Yet sales of the iMac and Power Mac computer lines were down substantially, in terms of both dollars earned and units shipped. Part of the problem may be that Apple was late bringing its latest desktop -- the cleverly designed iMac G5 -- to market, missing much of the critical back-to-school season.
But I also think concerns over Apple's flagging desktop sales may be overblown. After all, portable computer sales continue to rise. Overall sales of the consumerish iBook and the more upscale PowerBook were down slightly from last quarter but up huge over last year. Unit sales of the iBook, for example, were up 74% over 2003.
Still, Apple has argued incessantly that iPod sales are leading Microsoft (Nasdaq: MSFT ) Windows users to Macs, yet there's no proof that's happening. Certainly declining unit shipments don't bode well -- unless all these so-called Windows converts are buying mobile Macs.
For argument's sake, let's say they aren't. Does it matter? Not according to my calculations. Even with increased competition from other digital music players and declining desktop sales, Apple is doing a phenomenal job converting its sales into moolah:
* Estimated using current and prior financial statements.
|Metric ($ in millions)
||Q4 2004 est.
|Depreciation and amortization
|Structural free cash flow
|Free cash flow margin
Yeah, I know my numbers for the current quarter are pure estimates, and Apple didn't report how favorable currency rates may have affected earnings. Still, Apple ended its 2003 fiscal year with a structural free cash flow margin of just .29%. While nowhere near market leader Dell's (Nasdaq: DELL ) current SFCF margin of 6.35%, the Mac maker's improvement in pulling cash through its channels is remarkable.
So I'll say it again: Apple's stock may be ripe and worm-ridden from every traditional valuation method, but its business is now as golden and delicious as it has ever been.
For more Apple-related Foolishness:
David Gardner selected Dell for subscribers ofMotley Fool Stock Advisor. Overall, his picks are slapping the market silly. You can get a six-month free trial just by asking. Or if rule breaking is more your style, you can try David'sMotley Fool Rule Breakersfree for 30 days.

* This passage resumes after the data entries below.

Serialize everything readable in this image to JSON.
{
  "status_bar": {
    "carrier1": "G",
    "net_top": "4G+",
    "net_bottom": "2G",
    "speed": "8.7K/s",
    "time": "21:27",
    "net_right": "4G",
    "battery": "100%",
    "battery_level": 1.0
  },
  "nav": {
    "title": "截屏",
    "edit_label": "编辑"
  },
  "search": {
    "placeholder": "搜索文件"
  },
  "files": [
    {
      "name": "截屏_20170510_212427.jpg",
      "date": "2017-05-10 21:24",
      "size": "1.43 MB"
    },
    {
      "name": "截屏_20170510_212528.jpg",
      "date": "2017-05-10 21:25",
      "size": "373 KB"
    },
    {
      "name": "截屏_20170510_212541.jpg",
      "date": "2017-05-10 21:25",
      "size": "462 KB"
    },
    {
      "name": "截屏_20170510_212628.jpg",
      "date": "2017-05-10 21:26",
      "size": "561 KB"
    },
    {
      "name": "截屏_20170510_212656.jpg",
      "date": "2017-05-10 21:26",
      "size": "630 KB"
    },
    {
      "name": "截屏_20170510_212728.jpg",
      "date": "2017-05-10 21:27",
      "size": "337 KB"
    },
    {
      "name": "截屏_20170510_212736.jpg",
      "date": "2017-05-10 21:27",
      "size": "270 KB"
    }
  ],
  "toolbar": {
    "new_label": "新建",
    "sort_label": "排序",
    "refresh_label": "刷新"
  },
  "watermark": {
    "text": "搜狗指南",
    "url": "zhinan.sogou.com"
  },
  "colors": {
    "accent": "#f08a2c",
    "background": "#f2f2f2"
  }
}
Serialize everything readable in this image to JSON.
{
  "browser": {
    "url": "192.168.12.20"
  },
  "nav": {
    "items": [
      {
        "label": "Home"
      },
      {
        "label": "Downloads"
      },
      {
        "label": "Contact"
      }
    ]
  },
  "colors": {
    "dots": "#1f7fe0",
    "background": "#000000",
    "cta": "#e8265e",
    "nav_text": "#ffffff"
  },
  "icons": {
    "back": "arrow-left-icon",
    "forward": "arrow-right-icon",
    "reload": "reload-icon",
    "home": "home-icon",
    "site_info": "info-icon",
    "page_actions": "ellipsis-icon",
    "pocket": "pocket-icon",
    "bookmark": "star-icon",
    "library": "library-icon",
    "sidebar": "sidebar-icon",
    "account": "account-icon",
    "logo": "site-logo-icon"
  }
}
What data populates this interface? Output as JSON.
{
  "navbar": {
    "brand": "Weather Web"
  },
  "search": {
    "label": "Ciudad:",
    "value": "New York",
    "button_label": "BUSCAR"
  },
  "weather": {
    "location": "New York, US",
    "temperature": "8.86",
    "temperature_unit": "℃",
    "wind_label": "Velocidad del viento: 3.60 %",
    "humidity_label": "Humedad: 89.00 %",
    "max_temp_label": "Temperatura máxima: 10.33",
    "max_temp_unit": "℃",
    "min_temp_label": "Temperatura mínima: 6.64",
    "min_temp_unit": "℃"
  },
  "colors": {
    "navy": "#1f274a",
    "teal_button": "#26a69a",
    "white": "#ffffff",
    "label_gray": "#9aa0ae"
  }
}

Fool contributor Tim Beyers is too much of a straight arrow to be a Rule Breaker in real life, but he loves companies that defy the odds for his portfolio. Tim owns no shares in any company mentioned, and you can view his Fool profile and stock holdings here.